Deal Radar 2008: Challenge Games

This story was written by Sramana Mitra.
Challenge Games creates short, online games for both serious and casual gamers that are exciting and easy to play. These games are browser-based and can be played from any computer. Most of the games are multiplayer, and take only 3-10 minutes per game. They provide instant entertainment, unlike other popular games such as World of Warcraft or Lord of the Rings. All the games developed by Challenge are free

The first game the company released was Duels, which is a fantasy game with level advancement, development of the characters, collectability and trading. Duels was the first game available on Facebook as an application. Players can pay a small subscription fee and sign up for VIP membership or can play the free version of the game.

The company's second game, Baseball Boss, is a combination of fantasy sports and baseball card collecting. Both games are designed with the aim of making players trade virtual goods like better swords or better equipment to improve their game. Such collectibles can be purchased with real currency. Although free, the games generate revenue by selling virtual goods to users.

Challenge Games was founded in 2006 by Andrew Busey, who is now the CEO. He most recently co-founded Pluck, a platform which powers social media on sites like Reuters, USA Today and The Economist, among others. Author of one of the first online gaming books, Secrets of the MUD Wizards, he also created several Multi-User Domain (MUD) games which were available before games like Everquest and World of Warcraft. Busey is also the creator of the IM application iChat, used by Apple.

In July 2008, Sequoia Capital invested $4.5 million in the company along with a group of angel investors including Ron Conway. A few months later, in September 2008, Challenge raised a $10 million Series B round led by Globespan. Previous investor Sequoia also participated in this round. The company is based in Austin, Texas.

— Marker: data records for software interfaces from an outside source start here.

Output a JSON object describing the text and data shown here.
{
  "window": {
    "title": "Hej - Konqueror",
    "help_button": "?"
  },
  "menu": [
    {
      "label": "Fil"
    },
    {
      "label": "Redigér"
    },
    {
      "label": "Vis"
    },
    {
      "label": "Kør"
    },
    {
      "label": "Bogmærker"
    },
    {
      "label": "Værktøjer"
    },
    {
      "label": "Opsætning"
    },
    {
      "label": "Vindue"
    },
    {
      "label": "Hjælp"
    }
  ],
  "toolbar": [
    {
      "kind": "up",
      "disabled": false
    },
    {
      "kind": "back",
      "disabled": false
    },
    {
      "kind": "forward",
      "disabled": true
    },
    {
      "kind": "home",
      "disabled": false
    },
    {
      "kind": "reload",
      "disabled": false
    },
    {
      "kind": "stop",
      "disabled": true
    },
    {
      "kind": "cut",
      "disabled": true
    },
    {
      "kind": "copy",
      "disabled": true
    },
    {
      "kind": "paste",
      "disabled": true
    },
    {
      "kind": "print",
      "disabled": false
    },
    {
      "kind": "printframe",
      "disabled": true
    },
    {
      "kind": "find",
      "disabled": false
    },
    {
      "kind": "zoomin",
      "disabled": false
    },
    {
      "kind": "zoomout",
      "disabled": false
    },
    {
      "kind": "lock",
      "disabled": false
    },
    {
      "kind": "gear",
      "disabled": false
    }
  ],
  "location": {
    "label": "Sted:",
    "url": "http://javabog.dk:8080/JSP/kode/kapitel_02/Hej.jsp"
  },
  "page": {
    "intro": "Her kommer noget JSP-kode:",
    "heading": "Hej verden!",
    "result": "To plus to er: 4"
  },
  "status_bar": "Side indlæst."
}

Duels has approximately 250,000 registered users. In June 2008 Duels held a tournament with $5,000 in cash and other prizes that drew over 1,600 players.

Although most players seem to enjoy the games, some TechCrunch readers found them boring and repetitive. and feel that it takes a long time to reach the higher levels where they can actually use the collectibles they purchase.

In the last few years, we have seen the emergence of a new business model of offering free games and virtual worlds, while making money in "merchandise". For this business model to be successful, it is critical that the games and virtual worlds are extremely addictive, sticky, and immersive. The problem I see with Challenge Games is that their games don't seem to have those properties, thus putting them in a neither here nor there position.

In contrast, PlayFirst, another casual game publisher has hit, simple but addictive games like DinerDash that people pay to play. And of course, there is the hopelessly addictive Tetris, which too drew a great following, with people having no problem paying to play. It is also a simple game, repetitive, but addictive.

Investors, obviously, have invested in the company with the hope that Challenge Games would match the success of Tetris. Andrew Busy has work to do!

Related Readings:
MMOGs The Parallel Universe
Deal Radar 2008: Turbine
PC Games Where We've Been, Where We're Going

By Sramana Mitra